0625 GMT January 20, 2018
The global #MeToo movement cast a long shadow over the ceremony — the first major awards show since explosive allegations against movie mogul Harvey Weinstein rocked the entertainment industry. In a virtually unprecedented display of activism, several presenters and winners proclaimed it was time for change, nbcnews.com reported.
Oprah Winfrey, who received the Cecil B. DeMille award for lifetime achievement, praised the legions of women who have come forward with their #MeToo stories. In rousing remarks that earned her a standing ovation, Winfrey told viewers that "speaking your truth is the most powerful tool you all have".
"For too long, women have not been heard or believed if they dared to speak the truth to the power of those men. But their time is up. Their time is up," Winfrey said, referring to the newly-formed coalition to fight misconduct against women.
The Globes boosted the Oscar fortunes of 'Three Billboards', which won Best Motion Picture, Drama and 'Lady Bird', which took the Best Motion Picture, Comedy or Musical award. The two critical favorites have officially broken through in an awards season that began without any clear front-runners.
'Three Billboards' — a tough-minded drama with a comedic edge — centers on a mother (Frances McDormand, who won a Globe for her fierce performance) struggling to avenge the killing of her daughter. The film also picked up accolades for its screenplay and supporting actor Sam Rockwell.
'Lady Bird', a sweet coming-of-age comedy from first-time director Greta Gerwig, follows a quirky teen (Saoirse Ronan, also a Globe winner) during her tumultuous senior year of high school.
The Hollywood Foreign Press Association, the group behind the Globes, gave prizes to several other projects that portray strong, empowered women.
'Big Little Lies', the acclaimed HBO series about complex women in a posh California community, won the award for best limited television series. Nicole Kidman earned gold for her searing performance on the show as a survivor of domestic abuse. She dedicated her statue to the 'power of women'.
Laura Dern, who was also honored for her role on 'Big Little Lies', condemned the "culture of silence" that was once 'normalized' in her industry. "May we teach our children that speaking out without the fear of retribution is our culture's new north star," Dern said.
It was also a big night for a pair of feminist-minded TV series. 'The Marvelous Mrs. Maisel', a freshman Amazon show about a 1950s housewife who breaks into show business, won for best TV comedy, and its breakout star, Rachel Brosnahan, took home a statue for her lead performance.
'The Handmaid's Tale', a Hulu hit about women fighting to survive in a dystopian society in which they are treated like property, landed the award for best TV drama and its lead, Elisabeth Moss, won for best actress in a drama series.
A-list actresses, from Natalie Portman to Jessica Chastain, served up jokes about gender inequality in their industry.
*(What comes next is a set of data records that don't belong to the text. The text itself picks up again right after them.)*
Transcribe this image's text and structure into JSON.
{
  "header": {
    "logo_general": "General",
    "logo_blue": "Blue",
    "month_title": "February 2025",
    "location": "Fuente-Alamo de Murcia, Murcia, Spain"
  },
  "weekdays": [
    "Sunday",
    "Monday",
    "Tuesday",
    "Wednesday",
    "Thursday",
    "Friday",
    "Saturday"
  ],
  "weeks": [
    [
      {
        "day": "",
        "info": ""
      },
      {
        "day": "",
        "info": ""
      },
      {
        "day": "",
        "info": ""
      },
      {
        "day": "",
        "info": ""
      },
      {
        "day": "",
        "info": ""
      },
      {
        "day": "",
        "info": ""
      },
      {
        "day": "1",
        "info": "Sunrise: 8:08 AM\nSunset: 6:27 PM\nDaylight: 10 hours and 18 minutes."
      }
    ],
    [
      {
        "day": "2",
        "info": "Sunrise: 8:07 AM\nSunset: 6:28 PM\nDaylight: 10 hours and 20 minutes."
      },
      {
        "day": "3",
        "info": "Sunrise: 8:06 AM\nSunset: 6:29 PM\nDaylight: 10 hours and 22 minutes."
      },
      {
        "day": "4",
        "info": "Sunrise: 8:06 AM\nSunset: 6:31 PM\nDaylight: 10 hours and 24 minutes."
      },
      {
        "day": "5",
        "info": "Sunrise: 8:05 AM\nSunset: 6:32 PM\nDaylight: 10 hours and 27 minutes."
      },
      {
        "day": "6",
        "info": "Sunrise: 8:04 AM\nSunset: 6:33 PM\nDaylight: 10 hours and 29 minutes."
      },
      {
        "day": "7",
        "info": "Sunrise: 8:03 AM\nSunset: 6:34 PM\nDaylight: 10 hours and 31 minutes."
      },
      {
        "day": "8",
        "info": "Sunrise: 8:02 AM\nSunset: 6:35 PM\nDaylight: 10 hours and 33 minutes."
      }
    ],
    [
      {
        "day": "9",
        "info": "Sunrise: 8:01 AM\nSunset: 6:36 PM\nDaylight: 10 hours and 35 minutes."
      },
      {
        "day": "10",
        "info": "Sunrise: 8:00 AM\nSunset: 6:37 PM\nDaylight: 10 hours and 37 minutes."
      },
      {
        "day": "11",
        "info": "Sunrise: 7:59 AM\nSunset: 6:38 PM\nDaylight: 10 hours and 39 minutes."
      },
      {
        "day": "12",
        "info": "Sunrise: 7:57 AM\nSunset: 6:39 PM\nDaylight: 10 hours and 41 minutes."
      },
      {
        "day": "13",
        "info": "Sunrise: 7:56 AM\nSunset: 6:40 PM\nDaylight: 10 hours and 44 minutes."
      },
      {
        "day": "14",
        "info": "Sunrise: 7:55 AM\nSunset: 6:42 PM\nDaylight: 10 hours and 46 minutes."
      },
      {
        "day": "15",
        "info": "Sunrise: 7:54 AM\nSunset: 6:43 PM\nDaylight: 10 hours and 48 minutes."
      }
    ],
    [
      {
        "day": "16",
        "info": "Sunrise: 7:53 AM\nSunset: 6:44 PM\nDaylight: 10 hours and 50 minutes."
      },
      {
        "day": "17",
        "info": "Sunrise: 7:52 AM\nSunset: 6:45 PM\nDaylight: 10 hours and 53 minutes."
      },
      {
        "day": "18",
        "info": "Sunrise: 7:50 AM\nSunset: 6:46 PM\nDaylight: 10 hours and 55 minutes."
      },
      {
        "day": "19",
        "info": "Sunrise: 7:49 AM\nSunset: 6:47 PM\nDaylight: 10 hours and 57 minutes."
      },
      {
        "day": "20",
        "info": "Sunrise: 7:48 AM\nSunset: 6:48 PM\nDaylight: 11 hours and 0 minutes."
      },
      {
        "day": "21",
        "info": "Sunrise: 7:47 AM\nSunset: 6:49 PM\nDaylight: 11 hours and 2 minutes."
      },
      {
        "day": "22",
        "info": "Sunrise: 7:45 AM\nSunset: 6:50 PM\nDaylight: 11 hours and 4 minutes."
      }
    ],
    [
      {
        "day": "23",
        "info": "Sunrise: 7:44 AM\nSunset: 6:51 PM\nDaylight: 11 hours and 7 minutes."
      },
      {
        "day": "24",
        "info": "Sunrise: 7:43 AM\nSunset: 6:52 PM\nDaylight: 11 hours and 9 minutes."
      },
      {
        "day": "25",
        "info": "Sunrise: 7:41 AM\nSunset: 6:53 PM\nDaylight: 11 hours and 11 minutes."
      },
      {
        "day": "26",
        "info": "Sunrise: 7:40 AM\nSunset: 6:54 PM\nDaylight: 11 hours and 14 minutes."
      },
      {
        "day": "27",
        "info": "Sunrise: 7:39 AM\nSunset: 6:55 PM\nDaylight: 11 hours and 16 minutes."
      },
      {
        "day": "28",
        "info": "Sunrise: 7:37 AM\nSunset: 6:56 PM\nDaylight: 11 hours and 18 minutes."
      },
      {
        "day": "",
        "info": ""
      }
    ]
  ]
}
Portman, presenting the award for best film director, made a point of saying all the nominees were men. (Guillermo del Toro, the celebrated Mexican auteur, won that honor for his science-fiction romance 'The Shape of Water'.)
In a nod to the high stakes surrounding his hosting stint, Meyers joked: "There's a new era underway, and I can tell because it's been years since a white man was this nervous in Hollywood."
The red carpet was a sea of black gowns, a symbolic statement of solidarity with victims of sexual misconduct. Various actresses (and a handful of men) wore pins that read 'Time's Up'.
And some stars strolled down the carpet with leading activists as their dates.
Michelle Williams, nominated for her performance in the thriller 'All the Money in the World', was accompanied by Tarana Burke, the founder of #MeToo. "I'm so much more interested in what you have to say than what I have to say," Williams said of Burke.